  • Extends the date for compliance with the Labeling and Effectiveness Testing run for over-the-counter sunscreens.
  • Requires submission of a “strategic integrated management plan” for CDER, CBER, and CDRH to identify common strategic goals and mechanisms, to describe the recruitment, training and retention of employees, and to identify results-oriented methods to measure progress.
  • Gives ANDA applicants with a Paragraph IV patent certification 40 months (if filed between 09 July 2012 and 30 September 2015) or 36 months (if filed between 1 October 2015 and 30 September 2016) to obtain tentative approval and still maintain 180-day exclusivity.  Additionally, if the ANDA with  Paragraph IV patent certification is amended between 10 July 2012 and 30 September 2017, then the date of filing the amendment will be the beginning of the 30 month period.
  • Establishes a 270 day deadline for the FDA to respond to citizen petitions for withdrawal of reference listed drugs.

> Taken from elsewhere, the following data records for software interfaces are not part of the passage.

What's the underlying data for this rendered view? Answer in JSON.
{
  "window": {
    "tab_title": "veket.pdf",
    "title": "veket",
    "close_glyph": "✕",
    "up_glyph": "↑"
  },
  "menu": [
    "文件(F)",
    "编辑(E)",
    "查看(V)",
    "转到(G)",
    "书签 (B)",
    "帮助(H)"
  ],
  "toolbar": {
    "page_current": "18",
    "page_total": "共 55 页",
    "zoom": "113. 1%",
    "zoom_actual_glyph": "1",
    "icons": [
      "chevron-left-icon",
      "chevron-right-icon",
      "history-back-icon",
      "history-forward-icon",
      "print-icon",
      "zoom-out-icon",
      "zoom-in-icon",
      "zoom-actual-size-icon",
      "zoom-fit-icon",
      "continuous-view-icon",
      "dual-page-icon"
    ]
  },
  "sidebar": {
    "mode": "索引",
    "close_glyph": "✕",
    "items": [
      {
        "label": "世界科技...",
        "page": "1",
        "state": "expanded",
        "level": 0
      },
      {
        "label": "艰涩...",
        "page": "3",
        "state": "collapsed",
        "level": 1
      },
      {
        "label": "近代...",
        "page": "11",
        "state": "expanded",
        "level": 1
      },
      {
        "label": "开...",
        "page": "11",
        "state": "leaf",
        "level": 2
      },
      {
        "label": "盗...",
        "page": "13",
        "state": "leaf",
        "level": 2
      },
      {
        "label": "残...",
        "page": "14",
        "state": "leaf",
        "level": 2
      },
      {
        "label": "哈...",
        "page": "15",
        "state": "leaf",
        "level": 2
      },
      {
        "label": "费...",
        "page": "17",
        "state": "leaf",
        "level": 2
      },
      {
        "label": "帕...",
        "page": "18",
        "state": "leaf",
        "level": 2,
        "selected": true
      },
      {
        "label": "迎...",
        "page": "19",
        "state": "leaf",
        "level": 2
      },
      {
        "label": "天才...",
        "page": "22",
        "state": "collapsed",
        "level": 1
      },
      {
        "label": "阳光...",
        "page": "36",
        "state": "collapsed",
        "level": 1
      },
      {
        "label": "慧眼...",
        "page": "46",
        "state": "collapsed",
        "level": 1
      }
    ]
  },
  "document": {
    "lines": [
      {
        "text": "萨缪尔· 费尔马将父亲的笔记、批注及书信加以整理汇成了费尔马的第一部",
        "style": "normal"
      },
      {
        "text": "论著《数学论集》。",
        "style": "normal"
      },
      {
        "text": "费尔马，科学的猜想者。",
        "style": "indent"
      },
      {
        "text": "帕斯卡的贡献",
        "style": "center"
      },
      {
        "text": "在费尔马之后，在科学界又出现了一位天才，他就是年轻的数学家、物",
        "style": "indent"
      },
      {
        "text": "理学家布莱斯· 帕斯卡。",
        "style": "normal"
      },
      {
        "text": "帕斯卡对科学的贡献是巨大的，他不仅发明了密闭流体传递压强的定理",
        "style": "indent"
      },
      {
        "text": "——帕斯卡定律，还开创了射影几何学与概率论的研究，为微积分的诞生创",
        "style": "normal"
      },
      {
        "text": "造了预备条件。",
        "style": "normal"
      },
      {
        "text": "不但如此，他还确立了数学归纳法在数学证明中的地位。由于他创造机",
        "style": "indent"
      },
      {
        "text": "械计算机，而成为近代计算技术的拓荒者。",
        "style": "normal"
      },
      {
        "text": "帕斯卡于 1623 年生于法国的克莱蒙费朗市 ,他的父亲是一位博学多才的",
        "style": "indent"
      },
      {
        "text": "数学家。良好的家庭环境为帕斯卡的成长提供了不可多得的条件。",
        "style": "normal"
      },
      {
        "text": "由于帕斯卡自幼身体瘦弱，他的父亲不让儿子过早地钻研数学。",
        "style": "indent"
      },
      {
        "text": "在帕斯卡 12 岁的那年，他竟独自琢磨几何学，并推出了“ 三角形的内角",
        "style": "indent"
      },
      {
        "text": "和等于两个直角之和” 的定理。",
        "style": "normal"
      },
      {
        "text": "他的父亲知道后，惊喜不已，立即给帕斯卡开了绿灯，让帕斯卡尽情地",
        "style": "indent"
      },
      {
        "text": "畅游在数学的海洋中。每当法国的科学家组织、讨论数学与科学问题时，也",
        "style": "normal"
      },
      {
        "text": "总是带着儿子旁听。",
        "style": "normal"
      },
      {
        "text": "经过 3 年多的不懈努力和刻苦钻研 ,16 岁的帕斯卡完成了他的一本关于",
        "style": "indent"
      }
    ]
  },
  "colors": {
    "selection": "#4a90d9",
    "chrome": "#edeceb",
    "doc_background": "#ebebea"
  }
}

  • Requires the FDA to develop a communication plan to ensure adequate information regarding pharmaceuticals for all populations, especially underrepresented subpopulations including racial subgroups.
  • Requires electronic submissions of NDAs, INDs, ANDAs, reference product and biosimilar BLAs no earlier than 24 months after the issuance of a guidance on electronic formatting of submissions.  Additionally, it requires the submission of an electronic copy of submissions for devices after the issuance of a final guidance.
  • Requires the FDA to conduct a study on electronic drug labeling and to submit a report to Congress on the results of the study within 1 year.
  • Allows the FDA to facilitate the exchange of prescription drug information across state lines and to submit a report to Congress within 1 year on enhancing the interoperability of state prescription drug monitoring programs.
  • Updates the conflicts of interest regulations for potential members of advisory committees
  • Requires the FDA to notify Congress at least 60 days before the issuance of a guidance about the regulation of laboratory-developed tests.